Here the job is to copy the data exactly and to exclude every image from it.

(Material to process Opens)

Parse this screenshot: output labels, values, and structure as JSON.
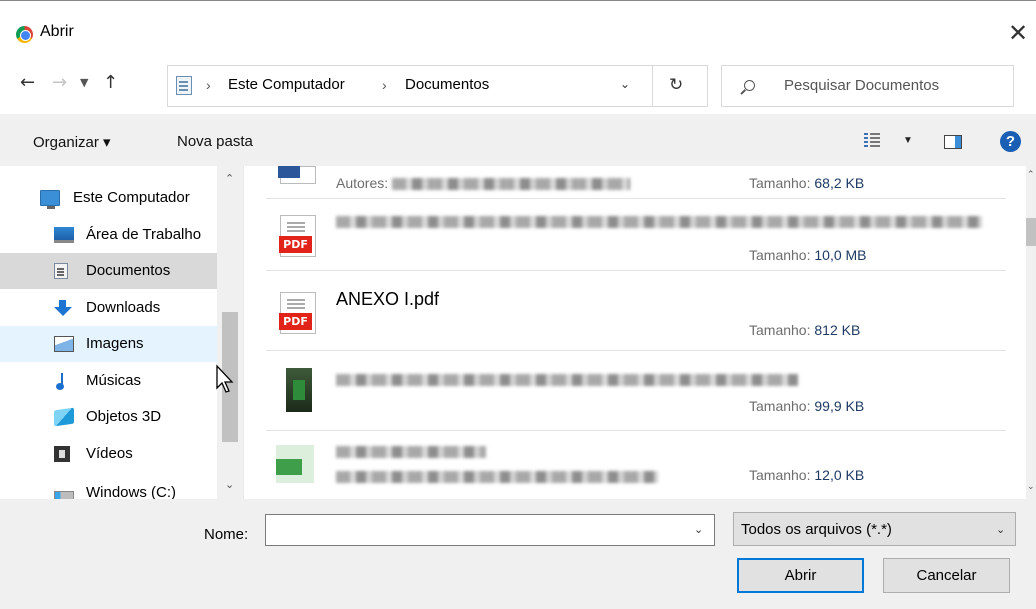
{
  "window": {
    "title": "Abrir",
    "close_glyph": "✕"
  },
  "nav": {
    "back_glyph": "←",
    "forward_glyph": "→",
    "recent_glyph": "⌄",
    "up_glyph": "↑",
    "breadcrumb": [
      "Este Computador",
      "Documentos"
    ],
    "separator": "›",
    "refresh_glyph": "↻"
  },
  "search": {
    "placeholder": "Pesquisar Documentos"
  },
  "toolbar": {
    "organize_label": "Organizar ▾",
    "new_folder_label": "Nova pasta",
    "view_dropdown": "▼",
    "help_glyph": "?"
  },
  "sidebar": {
    "items": [
      {
        "label": "Este Computador",
        "icon": "computer-icon"
      },
      {
        "label": "Área de Trabalho",
        "icon": "desktop-icon"
      },
      {
        "label": "Documentos",
        "icon": "documents-icon",
        "state": "selected"
      },
      {
        "label": "Downloads",
        "icon": "downloads-icon"
      },
      {
        "label": "Imagens",
        "icon": "pictures-icon",
        "state": "hover"
      },
      {
        "label": "Músicas",
        "icon": "music-icon"
      },
      {
        "label": "Objetos 3D",
        "icon": "3d-objects-icon"
      },
      {
        "label": "Vídeos",
        "icon": "videos-icon"
      },
      {
        "label": "Windows (C:)",
        "icon": "drive-icon"
      }
    ],
    "scroll_up": "˄",
    "scroll_down": "˅"
  },
  "files": [
    {
      "type": "word",
      "name": "",
      "author_label": "Autores:",
      "size_label": "Tamanho:",
      "size": "68,2 KB",
      "blurred": true
    },
    {
      "type": "pdf",
      "name": "",
      "size_label": "Tamanho:",
      "size": "10,0 MB",
      "blurred": true
    },
    {
      "type": "pdf",
      "name": "ANEXO I.pdf",
      "size_label": "Tamanho:",
      "size": "812 KB",
      "blurred": false
    },
    {
      "type": "image",
      "name": "",
      "size_label": "Tamanho:",
      "size": "99,9 KB",
      "blurred": true
    },
    {
      "type": "app",
      "name": "",
      "size_label": "Tamanho:",
      "size": "12,0 KB",
      "blurred": true
    }
  ],
  "pdf_badge": "PDF",
  "footer": {
    "name_label": "Nome:",
    "name_value": "",
    "filetype": "Todos os arquivos (*.*)",
    "dropdown_glyph": "⌄",
    "open_label": "Abrir",
    "cancel_label": "Cancelar"
  },
  "colors": {
    "accent": "#0078d7",
    "selected_bg": "#d9d9d9",
    "hover_bg": "#e5f3ff",
    "pdf_red": "#e2231a",
    "meta_value": "#1f3a64"
  }
}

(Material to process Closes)

§ **Reply to the exercise**
Parse this screenshot: output labels, values, and structure as JSON.
{
  "window": {
    "title": "Abrir",
    "close_glyph": "✕"
  },
  "nav": {
    "back_glyph": "←",
    "forward_glyph": "→",
    "recent_glyph": "⌄",
    "up_glyph": "↑",
    "breadcrumb": [
      "Este Computador",
      "Documentos"
    ],
    "separator": "›",
    "refresh_glyph": "↻"
  },
  "search": {
    "placeholder": "Pesquisar Documentos"
  },
  "toolbar": {
    "organize_label": "Organizar ▾",
    "new_folder_label": "Nova pasta",
    "view_dropdown": "▼",
    "help_glyph": "?"
  },
  "sidebar": {
    "items": [
      {
        "label": "Este Computador",
        "icon": "computer-icon"
      },
      {
        "label": "Área de Trabalho",
        "icon": "desktop-icon"
      },
      {
        "label": "Documentos",
        "icon": "documents-icon",
        "state": "selected"
      },
      {
        "label": "Downloads",
        "icon": "downloads-icon"
      },
      {
        "label": "Imagens",
        "icon": "pictures-icon",
        "state": "hover"
      },
      {
        "label": "Músicas",
        "icon": "music-icon"
      },
      {
        "label": "Objetos 3D",
        "icon": "3d-objects-icon"
      },
      {
        "label": "Vídeos",
        "icon": "videos-icon"
      },
      {
        "label": "Windows (C:)",
        "icon": "drive-icon"
      }
    ],
    "scroll_up": "˄",
    "scroll_down": "˅"
  },
  "files": [
    {
      "type": "word",
      "name": "",
      "author_label": "Autores:",
      "size_label": "Tamanho:",
      "size": "68,2 KB",
      "blurred": true
    },
    {
      "type": "pdf",
      "name": "",
      "size_label": "Tamanho:",
      "size": "10,0 MB",
      "blurred": true
    },
    {
      "type": "pdf",
      "name": "ANEXO I.pdf",
      "size_label": "Tamanho:",
      "size": "812 KB",
      "blurred": false
    },
    {
      "type": "image",
      "name": "",
      "size_label": "Tamanho:",
      "size": "99,9 KB",
      "blurred": true
    },
    {
      "type": "app",
      "name": "",
      "size_label": "Tamanho:",
      "size": "12,0 KB",
      "blurred": true
    }
  ],
  "pdf_badge": "PDF",
  "footer": {
    "name_label": "Nome:",
    "name_value": "",
    "filetype": "Todos os arquivos (*.*)",
    "dropdown_glyph": "⌄",
    "open_label": "Abrir",
    "cancel_label": "Cancelar"
  },
  "colors": {
    "accent": "#0078d7",
    "selected_bg": "#d9d9d9",
    "hover_bg": "#e5f3ff",
    "pdf_red": "#e2231a",
    "meta_value": "#1f3a64"
  }
}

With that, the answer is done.